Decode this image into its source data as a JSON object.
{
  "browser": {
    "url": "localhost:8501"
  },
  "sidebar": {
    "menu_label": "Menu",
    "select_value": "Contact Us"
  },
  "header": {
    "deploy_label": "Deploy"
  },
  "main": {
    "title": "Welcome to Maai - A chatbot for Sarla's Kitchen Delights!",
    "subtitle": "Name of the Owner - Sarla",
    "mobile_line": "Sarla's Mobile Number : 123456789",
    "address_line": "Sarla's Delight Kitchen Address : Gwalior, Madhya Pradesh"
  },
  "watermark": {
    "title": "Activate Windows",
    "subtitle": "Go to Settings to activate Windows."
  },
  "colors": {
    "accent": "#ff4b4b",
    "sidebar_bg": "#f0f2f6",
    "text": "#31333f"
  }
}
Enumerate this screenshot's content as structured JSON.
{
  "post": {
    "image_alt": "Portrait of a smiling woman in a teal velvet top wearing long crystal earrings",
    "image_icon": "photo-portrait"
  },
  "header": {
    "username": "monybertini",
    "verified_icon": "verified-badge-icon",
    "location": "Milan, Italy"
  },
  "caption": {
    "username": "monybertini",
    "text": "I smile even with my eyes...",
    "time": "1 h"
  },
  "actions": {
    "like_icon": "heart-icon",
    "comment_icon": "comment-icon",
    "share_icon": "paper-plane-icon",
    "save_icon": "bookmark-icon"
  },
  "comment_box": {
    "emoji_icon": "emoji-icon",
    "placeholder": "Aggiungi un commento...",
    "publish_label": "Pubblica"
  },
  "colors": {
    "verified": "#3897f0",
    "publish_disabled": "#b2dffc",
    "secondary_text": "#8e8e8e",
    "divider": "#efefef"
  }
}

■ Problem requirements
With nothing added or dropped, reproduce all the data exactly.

■ Completed task
Decode this image into its source data as a JSON object.
{
  "browser": {
    "url": "localhost:8501"
  },
  "sidebar": {
    "menu_label": "Menu",
    "select_value": "Contact Us"
  },
  "header": {
    "deploy_label": "Deploy"
  },
  "main": {
    "title": "Welcome to Maai - A chatbot for Sarla's Kitchen Delights!",
    "subtitle": "Name of the Owner - Sarla",
    "mobile_line": "Sarla's Mobile Number : 123456789",
    "address_line": "Sarla's Delight Kitchen Address : Gwalior, Madhya Pradesh"
  },
  "watermark": {
    "title": "Activate Windows",
    "subtitle": "Go to Settings to activate Windows."
  },
  "colors": {
    "accent": "#ff4b4b",
    "sidebar_bg": "#f0f2f6",
    "text": "#31333f"
  }
}
Enumerate this screenshot's content as structured JSON.
{
  "post": {
    "image_alt": "Portrait of a smiling woman in a teal velvet top wearing long crystal earrings",
    "image_icon": "photo-portrait"
  },
  "header": {
    "username": "monybertini",
    "verified_icon": "verified-badge-icon",
    "location": "Milan, Italy"
  },
  "caption": {
    "username": "monybertini",
    "text": "I smile even with my eyes...",
    "time": "1 h"
  },
  "actions": {
    "like_icon": "heart-icon",
    "comment_icon": "comment-icon",
    "share_icon": "paper-plane-icon",
    "save_icon": "bookmark-icon"
  },
  "comment_box": {
    "emoji_icon": "emoji-icon",
    "placeholder": "Aggiungi un commento...",
    "publish_label": "Pubblica"
  },
  "colors": {
    "verified": "#3897f0",
    "publish_disabled": "#b2dffc",
    "secondary_text": "#8e8e8e",
    "divider": "#efefef"
  }
}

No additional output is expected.